In many ways, this was a book of its time - similar to other ethnographic type works that emerged in the early decades within the discipline of anthropology. Levine has sections on history, coming of age, adulthood, roles, marriage, individualism, social organizations, psycho-social analysis; all of which focusing on the Amhara. This post won't delve into the content, but instead share his points on the idea of wax and gold:
- "The apparent, figurative meaning of the words is called "wax"; their more or less hidden actual significance is the "gold"." (p. 5)
- "This terminology is derived from the work of the goldsmith, who constructs a clay mold around a form created in wax and then, draining the wax, pours the molten gold into that form." (p. 5)
- The chief delight of Ethiopic poetry is to attain a maximum of thought within a minimum of words. This effect is reached, as we have seen, through subtle allusions and plays on words." (p. 7)
- "... wax and gold is so important in Amharic that some Amhara maintain that one does not properly speak the language unless he is well versed in the art of exploiting its numerous ambiguities." (p. 8)
- "Just as the Amhara tends to be tight-lipped and evasive when confronted with questions he does not feel like answering, so he finds pleasure in stubbornly withholding his meaning from his audience through employing figures and allusions which no one can understand. This may be understood as a passive form of oral aggression." (p. 230)
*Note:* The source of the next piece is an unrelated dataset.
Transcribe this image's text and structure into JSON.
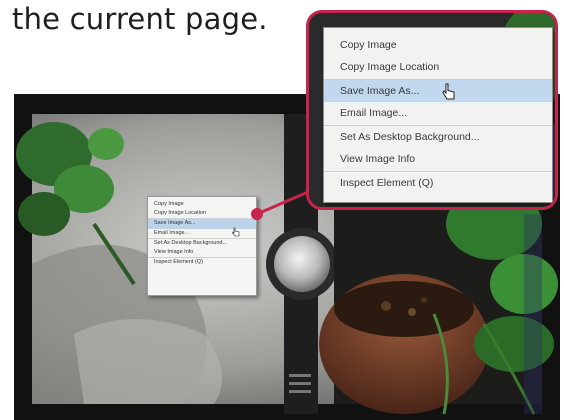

- "Unless there is some overwhelming personal advantage to be obtained from providing information, the Amhara tend to give answers - when they do not pretend not to understand the question - in terms so ambiguous as to be worthless" (p. 251).
The 'wax and gold' tradition is one wherein ambiguity is praised as it conveys one's linguistic and intellectual abilities to speak with brevity and offer multiple meanings at once. Literal, straight forward viewed as simplistic and lacking of intellect, whereas the use of 'wax and gold' in communication conveys complexity and intellect.